This post is about protecting the secrecy of your code while registering it with the US Copyright Office. Copyright.gov website provides useful information about copyright in general and the process of filing a copyright application in particular. Circular 61, available on the copyright.gov website, addresses copyright registrations of computer programs.
A copyright application contains three elements: (1) a completed application form, (2) a fee, and (3) a non-refundable deposit (a copy of the work being registered and “deposited” with the Copyright Office). The main concern that developers express is that the deposit requirement causes them to reveal their confidential source code.
Below is what developers should do, according to the Copyright Office:
For software without trade secrets, the registrant needs to submit the first 25 and last 25 pages of source code. If making an on-line application, the source code can be downloaded electronically, in a pdf format. If the entire source code is less than 50 pages long, you should send in the entire source code.
For software containing trade secrets, you need to submit a cover letter stating that the claim contains trade secrets, a page with copyright notice, if any, and the source code as described below:
For new software:
First 25 and last 25 pages of source code with portions containing trade secrets blocked out, OR
First 10 and last 10 pages of source code along, with no blocked out portions, OR
First 25 and last 25 pages of object code plus any 10 or more consecutive pages of source code, with no blocked-out portions, OR
If less than 50 pages, - entire source code with trade secret portions blocked out.
There are also rules applicable for revised computer programs.
Note that the blocked out portions must be proportionately less than the remaining material, and the visible portion must represent an appreciable amount of original computer code.
Finally, as Circular 61 points out, each subsequent version of the software should be registered separately. The first registration covers the entire software, whereas submissions with subsequent version – only the new or revised material.
Please note that the information in this blog is derived from Circular 61 published by the US Copyright Office and is not intended as legal advice.

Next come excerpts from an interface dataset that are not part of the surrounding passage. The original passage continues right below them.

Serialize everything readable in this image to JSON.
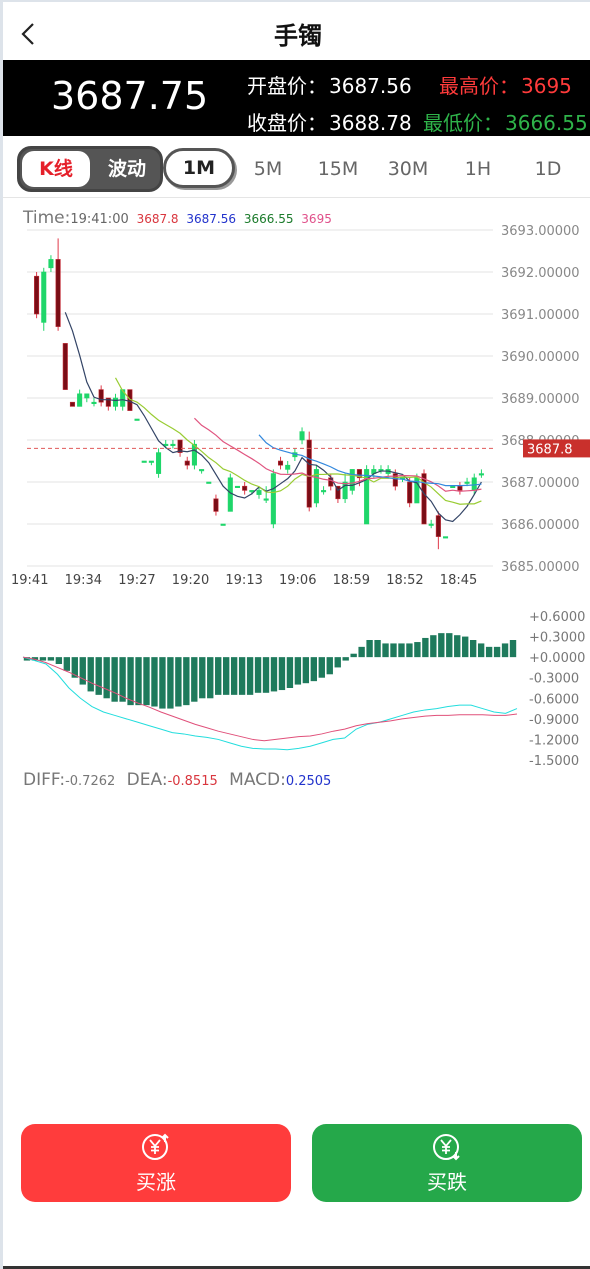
{
  "header": {
    "title": "手镯"
  },
  "quote": {
    "price": "3687.75",
    "open_label": "开盘价：",
    "open": "3687.56",
    "close_label": "收盘价：",
    "close": "3688.78",
    "high_label": "最高价：",
    "high": "3695",
    "low_label": "最低价：",
    "low": "3666.55"
  },
  "tabs": {
    "kline": "K线",
    "wave": "波动",
    "timeframes": [
      "1M",
      "5M",
      "15M",
      "30M",
      "1H",
      "1D"
    ],
    "active": "1M"
  },
  "legend": {
    "time_label": "Time:",
    "time": "19:41:00",
    "v1": "3687.8",
    "v2": "3687.56",
    "v3": "3666.55",
    "v4": "3695",
    "c1": "#d9363e",
    "c2": "#2233cc",
    "c3": "#1a7a2a",
    "c4": "#e0508a"
  },
  "chart_data": [
    {
      "type": "candlestick",
      "y_ticks": [
        "3693.00000",
        "3692.00000",
        "3691.00000",
        "3690.00000",
        "3689.00000",
        "3688.00000",
        "3687.00000",
        "3686.00000",
        "3685.00000"
      ],
      "ylim": [
        3685,
        3693
      ],
      "x_ticks": [
        "19:41",
        "19:34",
        "19:27",
        "19:20",
        "19:13",
        "19:06",
        "18:59",
        "18:52",
        "18:45"
      ],
      "current_price_label": "3687.8",
      "current_price": 3687.8,
      "colors": {
        "up": "#1fd66a",
        "down": "#7a0d16",
        "ma5": "#334466",
        "ma10": "#99cc33",
        "ma20": "#e05580",
        "ma30": "#3388dd"
      },
      "candles": [
        {
          "o": 3691.9,
          "c": 3691.0,
          "h": 3692.0,
          "l": 3690.9
        },
        {
          "o": 3690.8,
          "c": 3692.0,
          "h": 3692.1,
          "l": 3690.6
        },
        {
          "o": 3692.1,
          "c": 3692.3,
          "h": 3692.4,
          "l": 3692.0
        },
        {
          "o": 3692.3,
          "c": 3690.7,
          "h": 3692.8,
          "l": 3690.6
        },
        {
          "o": 3690.3,
          "c": 3689.2,
          "h": 3690.3,
          "l": 3689.2
        },
        {
          "o": 3688.9,
          "c": 3688.8,
          "h": 3688.9,
          "l": 3688.8
        },
        {
          "o": 3688.8,
          "c": 3689.1,
          "h": 3689.2,
          "l": 3688.8
        },
        {
          "o": 3689.0,
          "c": 3689.1,
          "h": 3689.1,
          "l": 3688.9
        },
        {
          "o": 3688.9,
          "c": 3688.9,
          "h": 3689.0,
          "l": 3688.8
        },
        {
          "o": 3689.2,
          "c": 3688.9,
          "h": 3689.3,
          "l": 3688.8
        },
        {
          "o": 3689.0,
          "c": 3688.8,
          "h": 3689.0,
          "l": 3688.7
        },
        {
          "o": 3688.8,
          "c": 3689.0,
          "h": 3689.1,
          "l": 3688.7
        },
        {
          "o": 3688.8,
          "c": 3689.2,
          "h": 3689.2,
          "l": 3688.7
        },
        {
          "o": 3689.2,
          "c": 3688.7,
          "h": 3689.2,
          "l": 3688.7
        },
        {
          "o": 3688.5,
          "c": 3688.5,
          "h": 3688.5,
          "l": 3688.5
        },
        {
          "o": 3687.5,
          "c": 3687.5,
          "h": 3687.5,
          "l": 3687.5
        },
        {
          "o": 3687.5,
          "c": 3687.5,
          "h": 3687.5,
          "l": 3687.4
        },
        {
          "o": 3687.2,
          "c": 3687.7,
          "h": 3687.8,
          "l": 3687.1
        },
        {
          "o": 3687.9,
          "c": 3687.9,
          "h": 3688.0,
          "l": 3687.8
        },
        {
          "o": 3687.9,
          "c": 3687.9,
          "h": 3688.0,
          "l": 3687.8
        },
        {
          "o": 3688.0,
          "c": 3687.7,
          "h": 3688.0,
          "l": 3687.6
        },
        {
          "o": 3687.5,
          "c": 3687.4,
          "h": 3687.6,
          "l": 3687.3
        },
        {
          "o": 3687.4,
          "c": 3687.9,
          "h": 3688.0,
          "l": 3687.3
        },
        {
          "o": 3687.3,
          "c": 3687.3,
          "h": 3687.3,
          "l": 3687.2
        },
        {
          "o": 3687.0,
          "c": 3687.0,
          "h": 3687.0,
          "l": 3687.0
        },
        {
          "o": 3686.6,
          "c": 3686.3,
          "h": 3686.7,
          "l": 3686.2
        },
        {
          "o": 3686.0,
          "c": 3686.0,
          "h": 3686.0,
          "l": 3686.0
        },
        {
          "o": 3686.3,
          "c": 3687.1,
          "h": 3687.2,
          "l": 3686.3
        },
        {
          "o": 3686.9,
          "c": 3686.9,
          "h": 3686.9,
          "l": 3686.9
        },
        {
          "o": 3686.9,
          "c": 3686.8,
          "h": 3687.0,
          "l": 3686.7
        },
        {
          "o": 3686.8,
          "c": 3686.8,
          "h": 3686.8,
          "l": 3686.7
        },
        {
          "o": 3686.7,
          "c": 3686.8,
          "h": 3686.9,
          "l": 3686.6
        },
        {
          "o": 3686.6,
          "c": 3686.6,
          "h": 3686.9,
          "l": 3686.5
        },
        {
          "o": 3686.0,
          "c": 3687.2,
          "h": 3687.3,
          "l": 3685.9
        },
        {
          "o": 3687.5,
          "c": 3687.4,
          "h": 3687.6,
          "l": 3687.3
        },
        {
          "o": 3687.3,
          "c": 3687.4,
          "h": 3687.5,
          "l": 3687.2
        },
        {
          "o": 3687.6,
          "c": 3687.7,
          "h": 3687.8,
          "l": 3687.5
        },
        {
          "o": 3688.0,
          "c": 3688.2,
          "h": 3688.3,
          "l": 3687.9
        },
        {
          "o": 3688.0,
          "c": 3686.4,
          "h": 3688.2,
          "l": 3686.3
        },
        {
          "o": 3686.5,
          "c": 3687.3,
          "h": 3687.4,
          "l": 3686.4
        },
        {
          "o": 3686.8,
          "c": 3686.8,
          "h": 3686.9,
          "l": 3686.7
        },
        {
          "o": 3687.1,
          "c": 3686.9,
          "h": 3687.2,
          "l": 3686.8
        },
        {
          "o": 3686.9,
          "c": 3686.6,
          "h": 3686.9,
          "l": 3686.5
        },
        {
          "o": 3686.6,
          "c": 3687.0,
          "h": 3687.2,
          "l": 3686.5
        },
        {
          "o": 3686.8,
          "c": 3687.3,
          "h": 3687.3,
          "l": 3686.7
        },
        {
          "o": 3687.3,
          "c": 3687.1,
          "h": 3687.3,
          "l": 3686.9
        },
        {
          "o": 3686.0,
          "c": 3687.3,
          "h": 3687.4,
          "l": 3686.0
        },
        {
          "o": 3687.2,
          "c": 3687.3,
          "h": 3687.4,
          "l": 3687.1
        },
        {
          "o": 3687.3,
          "c": 3687.3,
          "h": 3687.4,
          "l": 3687.2
        },
        {
          "o": 3687.2,
          "c": 3687.3,
          "h": 3687.4,
          "l": 3687.1
        },
        {
          "o": 3687.2,
          "c": 3686.9,
          "h": 3687.3,
          "l": 3686.8
        },
        {
          "o": 3687.1,
          "c": 3687.1,
          "h": 3687.1,
          "l": 3687.0
        },
        {
          "o": 3687.0,
          "c": 3686.5,
          "h": 3687.1,
          "l": 3686.4
        },
        {
          "o": 3686.5,
          "c": 3687.1,
          "h": 3687.2,
          "l": 3686.5
        },
        {
          "o": 3687.2,
          "c": 3686.0,
          "h": 3687.3,
          "l": 3686.0
        },
        {
          "o": 3686.0,
          "c": 3686.0,
          "h": 3686.1,
          "l": 3685.9
        },
        {
          "o": 3686.2,
          "c": 3685.7,
          "h": 3686.3,
          "l": 3685.4
        },
        {
          "o": 3685.7,
          "c": 3685.7,
          "h": 3685.7,
          "l": 3685.7
        },
        {
          "o": 3686.9,
          "c": 3686.9,
          "h": 3686.9,
          "l": 3686.9
        },
        {
          "o": 3686.9,
          "c": 3686.8,
          "h": 3687.0,
          "l": 3686.7
        },
        {
          "o": 3687.0,
          "c": 3687.0,
          "h": 3687.1,
          "l": 3686.9
        },
        {
          "o": 3686.8,
          "c": 3687.1,
          "h": 3687.2,
          "l": 3686.7
        },
        {
          "o": 3687.2,
          "c": 3687.2,
          "h": 3687.3,
          "l": 3687.1
        }
      ]
    },
    {
      "type": "bar",
      "title": "MACD",
      "y_ticks": [
        "+0.6000",
        "+0.3000",
        "+0.0000",
        "-0.3000",
        "-0.6000",
        "-0.9000",
        "-1.2000",
        "-1.5000"
      ],
      "ylim": [
        -1.5,
        0.6
      ],
      "colors": {
        "bar": "#1e7a5c",
        "diff": "#22dddd",
        "dea": "#e0507a"
      },
      "hist": [
        -0.05,
        -0.05,
        -0.05,
        -0.05,
        -0.1,
        -0.2,
        -0.3,
        -0.4,
        -0.5,
        -0.55,
        -0.6,
        -0.65,
        -0.65,
        -0.7,
        -0.7,
        -0.7,
        -0.72,
        -0.75,
        -0.75,
        -0.72,
        -0.7,
        -0.65,
        -0.6,
        -0.6,
        -0.55,
        -0.55,
        -0.55,
        -0.55,
        -0.55,
        -0.52,
        -0.52,
        -0.5,
        -0.48,
        -0.45,
        -0.4,
        -0.38,
        -0.35,
        -0.3,
        -0.25,
        -0.15,
        -0.05,
        0.05,
        0.15,
        0.25,
        0.25,
        0.2,
        0.2,
        0.2,
        0.2,
        0.22,
        0.28,
        0.32,
        0.35,
        0.35,
        0.32,
        0.3,
        0.25,
        0.2,
        0.15,
        0.15,
        0.2,
        0.25
      ],
      "diff": [
        0.0,
        -0.05,
        -0.1,
        -0.25,
        -0.45,
        -0.6,
        -0.72,
        -0.8,
        -0.85,
        -0.9,
        -0.95,
        -1.0,
        -1.05,
        -1.1,
        -1.12,
        -1.15,
        -1.17,
        -1.2,
        -1.25,
        -1.3,
        -1.33,
        -1.34,
        -1.34,
        -1.35,
        -1.33,
        -1.3,
        -1.25,
        -1.2,
        -1.18,
        -1.05,
        -0.98,
        -0.95,
        -0.9,
        -0.85,
        -0.8,
        -0.77,
        -0.75,
        -0.72,
        -0.7,
        -0.7,
        -0.75,
        -0.8,
        -0.82,
        -0.75
      ],
      "dea": [
        0.0,
        -0.03,
        -0.08,
        -0.15,
        -0.22,
        -0.3,
        -0.38,
        -0.45,
        -0.52,
        -0.6,
        -0.67,
        -0.73,
        -0.8,
        -0.86,
        -0.92,
        -0.98,
        -1.03,
        -1.08,
        -1.12,
        -1.16,
        -1.2,
        -1.22,
        -1.2,
        -1.18,
        -1.16,
        -1.15,
        -1.12,
        -1.08,
        -1.05,
        -1.0,
        -0.97,
        -0.95,
        -0.93,
        -0.9,
        -0.88,
        -0.86,
        -0.85,
        -0.85,
        -0.84,
        -0.84,
        -0.84,
        -0.85,
        -0.85,
        -0.83
      ]
    }
  ],
  "macd_legend": {
    "diff_label": "DIFF:",
    "diff": "-0.7262",
    "dea_label": "DEA:",
    "dea": "-0.8515",
    "macd_label": "MACD:",
    "macd": "0.2505"
  },
  "actions": {
    "buy_up": "买涨",
    "buy_down": "买跌",
    "buy_up_color": "#ff3c3c",
    "buy_down_color": "#25a84a",
    "up_icon": "yuan-up-icon",
    "down_icon": "yuan-down-icon"
  }
}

This article is not a legal advice, and was written for general informational purposes only. If you have questions or comments about the article or are interested in learning more about this topic, feel free to contact its author, Arina Shulga. Ms. Shulga is the founder of Shulga Law Firm, P.C., a New York-based boutique law firm specializing in advising individual and corporate clients on aspects of business, corporate, securities, and intellectual property law.